Seattle Astronomical Society
When: Viewing times vary based on the month and season
Get a Backstage Pass
What kid doesn’t love getting a behind-the-scenes look at, well, basically anything. After all, figuring out how things work is forever fascinating when you’re a half pint. That’s why the Paramount Theatre’s free backstage tours appeal to little drama kings or queens and curious kiddos equally. The tour meets at the corner of 9th and Pine St. on the first Saturday of the month, and puts a whole new spin on the “theater experience” for families. During the 90-minute guided tour, you’ll get to check out the player piano, hear an engaging demo on the Wurlitzer, peek your head into dressing rooms and even wander the basement of this historic building. Top it all off with a trip to the theater library that’s bursting with mesmerizing memorabilia, and you’ve got a whole new set of brain cells to call your own. Expect about 20 people in each tour group, lead by very knowledgeable volunteers, who can answer every question your little smarty pants throws at them (theater related or otherwise). Bravo!
Good to know: Expect to climb up and around all four floors of the Paramount building on this tour. That means strollers are a no-no, so plan to strap kids on or piggyback them if their little legs wear out during the tour.
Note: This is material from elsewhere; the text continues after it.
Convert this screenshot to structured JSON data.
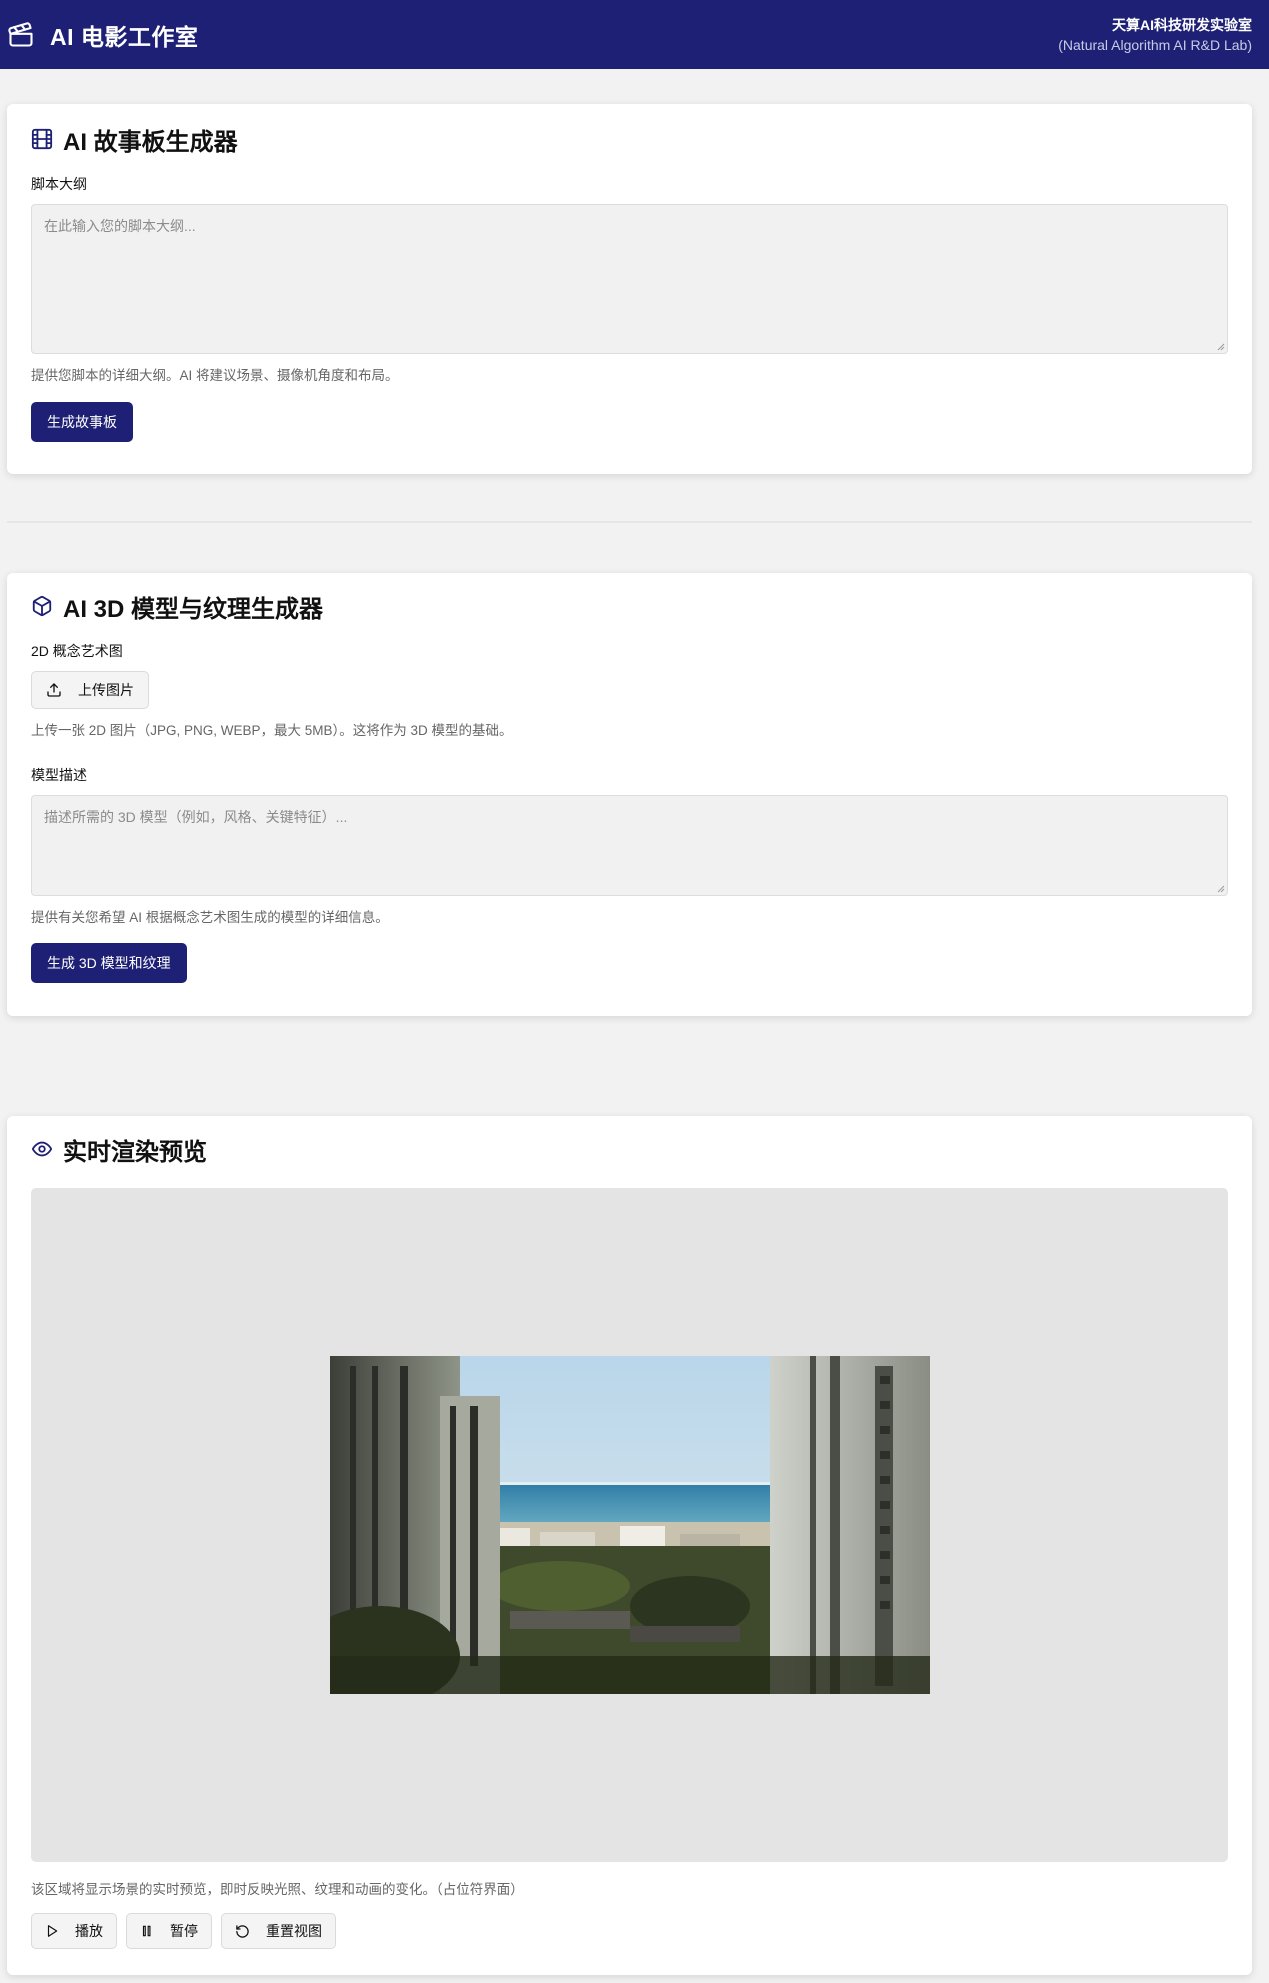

911 Pine St.
Seattle, Wa 98101
Dates & Times: First Saturday of the month, 10 a.m.-11:30 a.m.
Reach New Heights
Aspiring architects will jump at the chance to design and build their own creations at the Seattle Architecture Foundation’s monthly family build workshops. Each workshop introduces kidlets to architectural examples that provide a framework for that day’s project, followed by time to construct your own creation, using familiar materials like pre-cut cardboard shapes, construction paper and wood. As families work to bring their project to life, designers walk around giving feedback and asking questions like Tim Gunn, a la Project Runway style, engaging budding builders in some real-world “design thinking.” So have your thinking caps at the ready! The munchkins love creating, but there’s something in this for parents too. Getting to work together with your mini me to create something new is always a blast! February’s workshop topic looks to the future, as families design a city in the year 3000. In March, plan to bring some green spaces to the urban environs. A building we will go!
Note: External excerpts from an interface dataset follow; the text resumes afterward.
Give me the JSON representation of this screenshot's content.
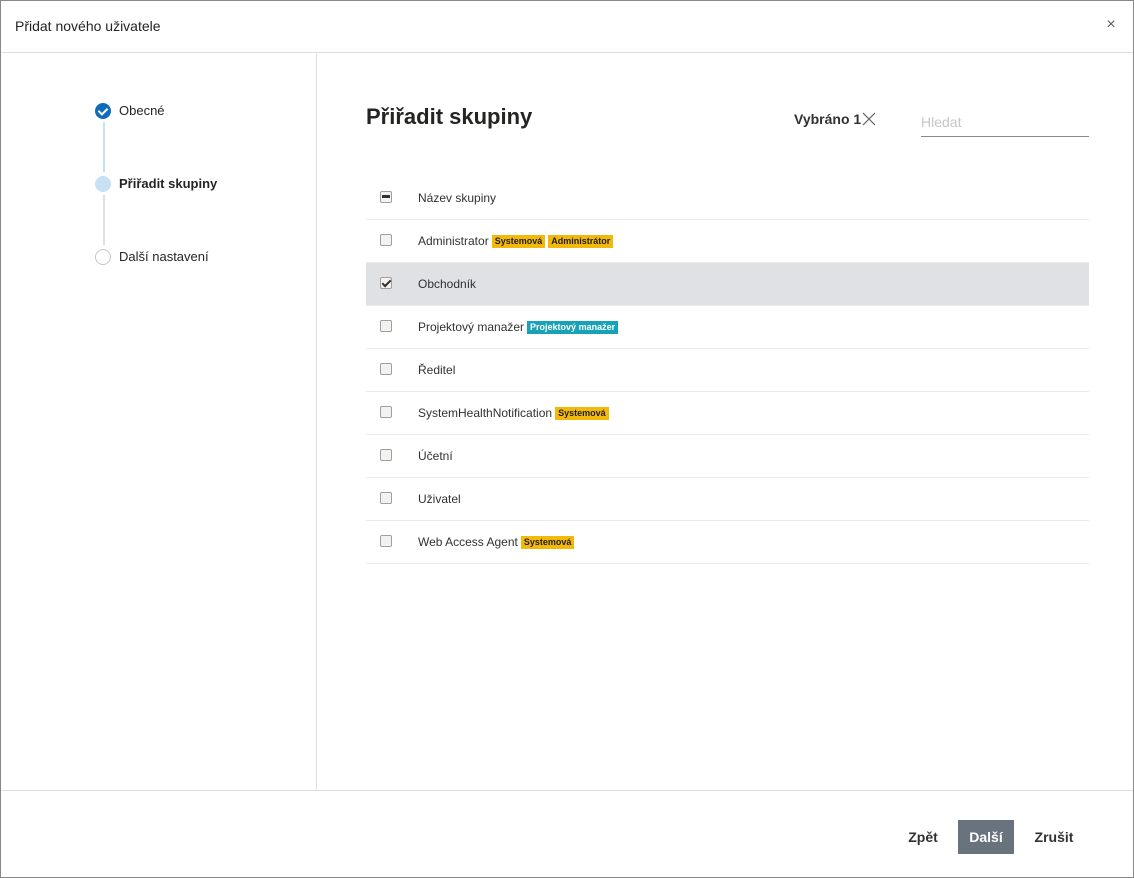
{
  "dialog": {
    "title": "Přidat nového uživatele",
    "close_label": "×"
  },
  "steps": [
    {
      "label": "Obecné",
      "state": "done"
    },
    {
      "label": "Přiřadit skupiny",
      "state": "current"
    },
    {
      "label": "Další nastavení",
      "state": "pending"
    }
  ],
  "main": {
    "title": "Přiřadit skupiny",
    "selected_label": "Vybráno 1",
    "search": {
      "placeholder": "Hledat",
      "value": ""
    }
  },
  "table": {
    "header": "Název skupiny",
    "rows": [
      {
        "name": "Administrator",
        "checked": false,
        "badges": [
          {
            "text": "Systemová",
            "color": "#f2b90b"
          },
          {
            "text": "Administrátor",
            "color": "#f2b90b"
          }
        ]
      },
      {
        "name": "Obchodník",
        "checked": true,
        "badges": []
      },
      {
        "name": "Projektový manažer",
        "checked": false,
        "badges": [
          {
            "text": "Projektový manažer",
            "color": "#17a2b8"
          }
        ]
      },
      {
        "name": "Ředitel",
        "checked": false,
        "badges": []
      },
      {
        "name": "SystemHealthNotification",
        "checked": false,
        "badges": [
          {
            "text": "Systemová",
            "color": "#f2b90b"
          }
        ]
      },
      {
        "name": "Účetní",
        "checked": false,
        "badges": []
      },
      {
        "name": "Uživatel",
        "checked": false,
        "badges": []
      },
      {
        "name": "Web Access Agent",
        "checked": false,
        "badges": [
          {
            "text": "Systemová",
            "color": "#f2b90b"
          }
        ]
      }
    ]
  },
  "footer": {
    "back_label": "Zpět",
    "next_label": "Další",
    "cancel_label": "Zrušit"
  },
  "colors": {
    "accent": "#0f6cbd",
    "selected_row": "#dfe1e5",
    "primary_button": "#69737d"
  }
}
Good to know: Pack a sack lunch for your crew to enjoy during the break. Brain fuel is a must on this creative endeavor.
Seattle Architecture Foundation
1333 5th Ave., 3rd Floor
Seattle, Wa 98101
Dates & Times: Feb. 21 & Mar. 21, 11 a.m.-2 p.m.
Cost: $20/workshop; $15/workshop with an SAF Family membership
Hear Spellbinding Stories
What happens when storytellers from the Seattle Children’s Theater team up with art educators at the Frye Museum? Magic of course! Take your brainy sidekick to witness this perfect pairing on the first Friday of the month in the Frye Galleries. The storytelling talents of local actors will captivate little listeners, as they breathe life into fanciful stories, before handing the crew off. From there, mini learners can paint, sculpt and draw their way through the morning, getting messy and making connections between what they heard and what they’re creating. And who doesn’t love a little preschool learning disguised as fun? We do! When all’s said and done, don’t forget to head into the museum for some extended viewing, complete with wide-eyed “oohs” and “ahhs” from your sidekick. What an art-astic way to end your week!
Good to know: Register for just the craft or both activities online beforehand, as seating and craft supplies are limited. But there’s no limit to storytelling time.
Frye Art Museum
704 Terry Ave.
Seattle, Wa 98104
Date & Time: First Fri. of the month; 10:30 a.m.-11 a.m. (storytelling), 11:15 a.m.-11:45 a.m. (art)
Where do you like to hang out with your brainy kiddo? Share your favorite spot in a comment below.
— Allison Sutcliffe